Our trip started and ended with remnants of the early 1800’s. While these early German immigrants were building their homes and settling in to a land that was foreign to them, adventurous sailors were on the high seas discovering new lands too. Our journey these past three days took us to new parts of Ohio with over 600 miles traveled. But those three postcards traveled 2,954 miles to reach their destination. Now it’s on to Paris to deliver that last postcard.
Photos and story by Jeanne Govert, April 19, 2012
Russian researchers are trying to track down an extremely rare all-white orca last spotted off the coast of Russia’s Kamchatka Peninsula about 18 months ago. The Far East Russia Orca Project said it was the first time they’ve seen a white orca, though since then two more all-white juveniles have been sighted. See the photos and story on Huffington Post.

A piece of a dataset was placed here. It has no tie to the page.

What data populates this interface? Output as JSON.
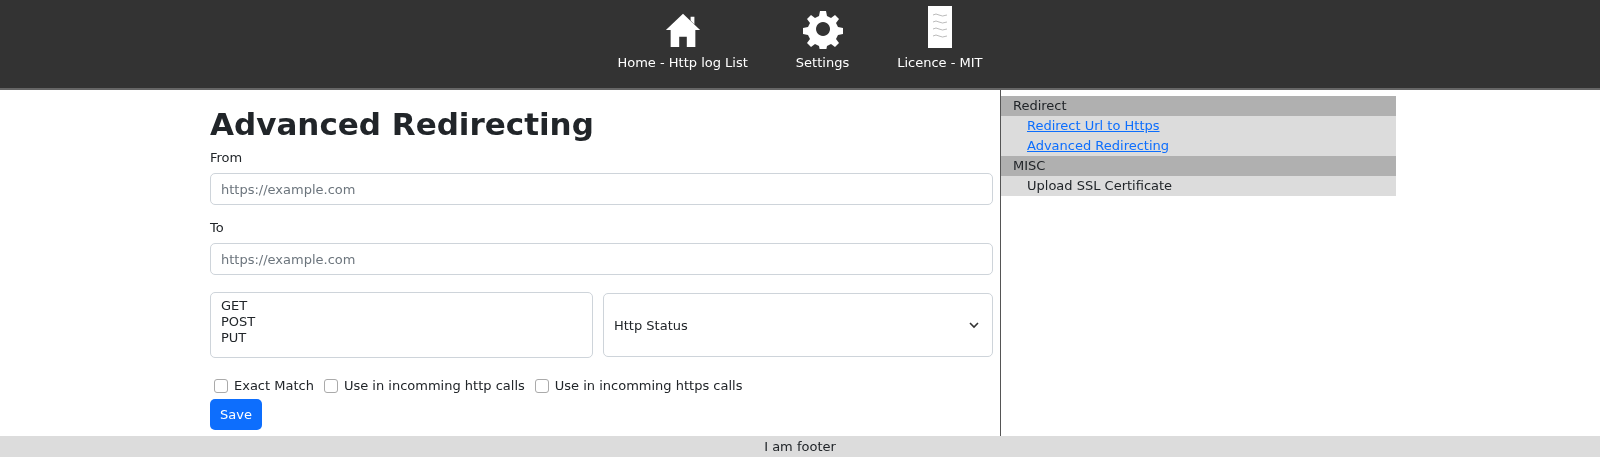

This month our expedition team aboard National Geographic Endeavour unveiled a new tool that allows us to explore the marine environment in greater depth and share it with guests—a remote operated vehicle (ROV). The ROV can dive to 500 feet, far deeper than Scuba divers can safely explore, allowing us a glimpse of deep undersea life that inhabits this Pacific archipelago. While life inhabiting the islands has been well documented, relatively little is known about the deep undersea here.
This is the second ROV in the Lindblad-National Geographic Fleet. The ROV aboard National Geographic Explorer has aided in the discovery of new species in the polar seas as well as cold water corals. By exploring the Galápagos with our ROV on a regular basis, we hope to soon offer new insights into the region’s sea life. Intrigued? Come aboard and join the exploration.
See a short video with Sven Lindblad and the new ROV in Galápagos.
This Sunday is Earth Day. We’d like to mark the day by honoring our guests, whose generosity and thoughtfulness has done much to protect the planet’s wild places.
Just this month, many of our guests in Galápagos took time off from their expeditions to work with the national park service removing invasive blackberry and replacing it with the Cafetillo, or Psychotria rufpes. This shrub serves as a buffer zone around the last remaining stand of the giant daisy, Scalesia pedunculata, an endemic plant of Galápagos that forms a forest of elfin-like ambience of mosses and lichens.
Save the whales? There’s an app for that. The Whale Alert app created by the National Oceanic and Atmospheric Administration links real-time acoustic buoy information to an iPhone or iPad. The app is constantly updated with the location of right whales, allowing captains navigating the North Atlantic to be certain of steering a course clear from this rare, endangered whale.